Meanwhile, Sidney Crosby's Pittsburgh Penguins couldn't seem to find a way to win, unexpectedly losing their first three games and posting a record of just 15-14-3 in mid-December.

So what did it all mean by season's end? Very little.

The Canadiens were so bad from December on that they didn't even make the playoffs. The Penguins, meanwhile, were so good that they wound up winning the Stanley Cup.

All of which is to say the Predators' slower-than-expected start - the team was 4-5-3 heading into Thursday's game against St. Louis - doesn't mean the sky is falling.

Would the Predators like to be in a better position, given the excitement surrounding the team following the acquisition of defenseman P.K. Subban? Absolutely.

But very few teams roll through an 82-game regular season without hitting rough patches. It's just a matter of when they occur, how long they last and how well teams emerge from them.

"I can guarantee you the team that wins the Stanley Cup this year will have gone 3-5-2 in 10 games - we just caught ours right off the bat," Predators Head Coach Peter Laviolette said. "It could be us, it could be somebody else. [But] no team, rarely, goes through a year where they play every 10-game segment above .500."

What might be some of the reasons the Predators - who'd claimed at least a point in four-straight games going into Thursday - are still seeking to find a greater level of consistency?

One is that it may take some time for the Preds to adjust to different pairings on defense.

Whereas the three top defensive duos last year featured Roman Josi-Shea Weber, Mattias Ekholm-Ryan Ellis and Anthony Bitetto-Barret Jackman, the top-three pairings at present are Josi-Ellis, Ekholm-Subban and Matt Irwin-Yannick Weber

All teams, including the Preds, have to defend their own zone and possess the puck there before talented forwards can take the play to an opponent.

A second reason is that the Predators are in the process of molding new leaders and adjusting to a new team chemistry.

The Preds got younger and faster during the offseason when they traded Shea Weber, and when they bid farewell to players like Paul Gaustad, Eric Nystrom and Jackman. But they are also learning to replace the leadership skills and experience of those veteran players.
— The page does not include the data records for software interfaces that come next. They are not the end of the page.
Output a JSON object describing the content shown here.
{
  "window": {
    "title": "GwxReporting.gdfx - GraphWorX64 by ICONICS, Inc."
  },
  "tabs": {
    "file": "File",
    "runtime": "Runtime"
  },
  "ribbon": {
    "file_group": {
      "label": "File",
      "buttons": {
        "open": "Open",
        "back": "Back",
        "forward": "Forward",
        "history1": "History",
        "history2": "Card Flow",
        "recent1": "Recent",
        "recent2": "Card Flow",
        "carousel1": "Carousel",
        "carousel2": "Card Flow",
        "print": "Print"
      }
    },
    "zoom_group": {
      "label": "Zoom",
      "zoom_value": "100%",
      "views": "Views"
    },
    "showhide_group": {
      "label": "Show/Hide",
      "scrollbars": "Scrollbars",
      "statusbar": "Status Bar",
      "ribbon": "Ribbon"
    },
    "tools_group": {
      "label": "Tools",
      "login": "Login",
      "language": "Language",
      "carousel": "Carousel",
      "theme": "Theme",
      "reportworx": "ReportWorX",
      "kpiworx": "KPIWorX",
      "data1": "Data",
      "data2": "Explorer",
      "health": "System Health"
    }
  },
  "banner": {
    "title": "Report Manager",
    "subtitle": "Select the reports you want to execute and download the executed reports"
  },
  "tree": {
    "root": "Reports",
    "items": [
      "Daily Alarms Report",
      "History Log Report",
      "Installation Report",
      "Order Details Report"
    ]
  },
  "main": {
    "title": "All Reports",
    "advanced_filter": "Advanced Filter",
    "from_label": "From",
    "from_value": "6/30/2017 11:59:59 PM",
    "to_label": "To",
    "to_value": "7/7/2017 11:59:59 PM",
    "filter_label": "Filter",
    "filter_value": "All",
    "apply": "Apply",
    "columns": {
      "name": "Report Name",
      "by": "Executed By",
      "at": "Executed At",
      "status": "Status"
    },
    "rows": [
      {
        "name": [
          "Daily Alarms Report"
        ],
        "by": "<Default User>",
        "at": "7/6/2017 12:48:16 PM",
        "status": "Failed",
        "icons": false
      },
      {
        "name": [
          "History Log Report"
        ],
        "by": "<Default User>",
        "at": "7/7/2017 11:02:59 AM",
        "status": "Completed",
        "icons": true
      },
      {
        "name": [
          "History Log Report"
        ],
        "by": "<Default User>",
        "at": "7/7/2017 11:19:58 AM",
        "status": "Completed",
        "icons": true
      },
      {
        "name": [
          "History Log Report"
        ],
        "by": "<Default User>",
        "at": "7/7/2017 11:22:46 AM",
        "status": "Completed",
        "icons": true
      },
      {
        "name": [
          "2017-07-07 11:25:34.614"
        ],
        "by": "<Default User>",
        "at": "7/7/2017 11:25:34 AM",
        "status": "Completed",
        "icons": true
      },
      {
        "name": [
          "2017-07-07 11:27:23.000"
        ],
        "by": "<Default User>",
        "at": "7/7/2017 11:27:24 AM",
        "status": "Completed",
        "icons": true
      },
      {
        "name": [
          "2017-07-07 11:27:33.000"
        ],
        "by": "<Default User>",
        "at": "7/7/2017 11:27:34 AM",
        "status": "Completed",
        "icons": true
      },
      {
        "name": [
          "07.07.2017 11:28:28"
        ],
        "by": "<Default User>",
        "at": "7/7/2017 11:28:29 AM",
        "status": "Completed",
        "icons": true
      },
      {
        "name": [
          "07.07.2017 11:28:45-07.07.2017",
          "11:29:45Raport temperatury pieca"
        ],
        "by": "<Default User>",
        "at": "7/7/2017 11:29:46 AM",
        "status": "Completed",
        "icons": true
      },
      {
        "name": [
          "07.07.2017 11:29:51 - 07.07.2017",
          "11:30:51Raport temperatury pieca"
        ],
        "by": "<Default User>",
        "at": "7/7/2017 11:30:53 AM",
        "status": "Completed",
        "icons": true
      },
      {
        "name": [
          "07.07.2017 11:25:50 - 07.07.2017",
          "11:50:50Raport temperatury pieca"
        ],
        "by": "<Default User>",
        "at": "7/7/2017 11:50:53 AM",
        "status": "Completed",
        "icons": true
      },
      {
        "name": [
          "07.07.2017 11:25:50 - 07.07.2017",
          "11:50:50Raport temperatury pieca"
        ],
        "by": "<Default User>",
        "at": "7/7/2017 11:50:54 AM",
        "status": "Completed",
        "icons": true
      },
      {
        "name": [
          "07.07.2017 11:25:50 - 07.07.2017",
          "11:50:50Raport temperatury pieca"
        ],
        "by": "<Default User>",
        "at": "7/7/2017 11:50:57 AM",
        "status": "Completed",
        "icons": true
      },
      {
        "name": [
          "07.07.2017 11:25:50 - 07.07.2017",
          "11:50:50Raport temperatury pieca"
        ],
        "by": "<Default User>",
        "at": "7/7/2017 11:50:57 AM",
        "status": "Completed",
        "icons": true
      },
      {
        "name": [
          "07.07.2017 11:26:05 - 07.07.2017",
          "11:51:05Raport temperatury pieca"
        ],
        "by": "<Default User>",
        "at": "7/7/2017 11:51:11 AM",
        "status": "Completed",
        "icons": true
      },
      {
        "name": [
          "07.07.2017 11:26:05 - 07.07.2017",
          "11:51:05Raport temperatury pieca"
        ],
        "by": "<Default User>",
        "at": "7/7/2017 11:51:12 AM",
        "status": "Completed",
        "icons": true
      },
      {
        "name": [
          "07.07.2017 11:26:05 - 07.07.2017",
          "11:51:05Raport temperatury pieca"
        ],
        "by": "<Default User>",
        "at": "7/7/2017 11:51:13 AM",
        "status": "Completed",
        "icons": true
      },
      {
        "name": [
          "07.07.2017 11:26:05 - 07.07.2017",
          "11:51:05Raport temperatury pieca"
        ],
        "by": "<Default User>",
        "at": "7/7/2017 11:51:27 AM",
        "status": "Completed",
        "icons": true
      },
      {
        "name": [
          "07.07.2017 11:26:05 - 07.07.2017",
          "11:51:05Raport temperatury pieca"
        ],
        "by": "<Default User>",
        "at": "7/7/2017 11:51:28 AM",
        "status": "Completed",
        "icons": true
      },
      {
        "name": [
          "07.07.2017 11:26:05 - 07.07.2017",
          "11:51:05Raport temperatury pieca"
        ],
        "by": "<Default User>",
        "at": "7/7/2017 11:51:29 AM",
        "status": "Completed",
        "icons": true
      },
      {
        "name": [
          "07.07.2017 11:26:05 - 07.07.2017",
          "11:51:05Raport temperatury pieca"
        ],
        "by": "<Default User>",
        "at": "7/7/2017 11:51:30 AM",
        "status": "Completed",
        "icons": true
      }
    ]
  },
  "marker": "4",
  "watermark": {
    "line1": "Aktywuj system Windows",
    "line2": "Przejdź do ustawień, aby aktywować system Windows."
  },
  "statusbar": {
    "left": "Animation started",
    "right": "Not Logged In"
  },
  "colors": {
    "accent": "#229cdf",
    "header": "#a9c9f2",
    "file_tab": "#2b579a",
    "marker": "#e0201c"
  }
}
"It's funny, I always felt like I was one of the youngest guys on the team and all of a sudden I'm a 27-year-old," Preds forward Colin Wilson said. "All of a sudden, guys start stepping up and realizing we need that leadership with how young our team is. But now I think guys have taken that role, and I think they're starting to hold each other accountable."

Added Laviolette: "Even leaving leadership out of it for a second, you have real young players that [in the past] might have had a layer of insulation. But players [who were] four or five years older than those players are gone now. We're looking at those younger players. So I do think there's new roles, new expectations, new accountability just inside our locker room."

The good news for Nashville fans is that a number of Predators teams in past years have turned so-so starts into superb seasons.

In 2009-10, for instance, a Preds team that began the year 5-6-1 caught fire in mid-November, winning seven-straight games and finishing the regular season with 47 victories - tied for the second-most in franchise history.

Things were similar in 2010-11, when the Predators were 5-5-3 in the early going, but produced a stretch of 8-0-1 hockey starting in late November. That eventually led to 44 regular-season wins and the franchise's first trip to the second round of the playoffs.

So give this talented team a little time to create chemistry, determine its identity and increase its consistency.

The end of the season, after all, isn't always a reflection of the beginning.

"We know we're a great hockey team and that we've got a lot of talent," Preds Captain Mike Fisher said. "There are lots of teams going through the same thing. It's just about how you deal with it, how you become better as a team. We're confident in our abilities and the team that we are."

View More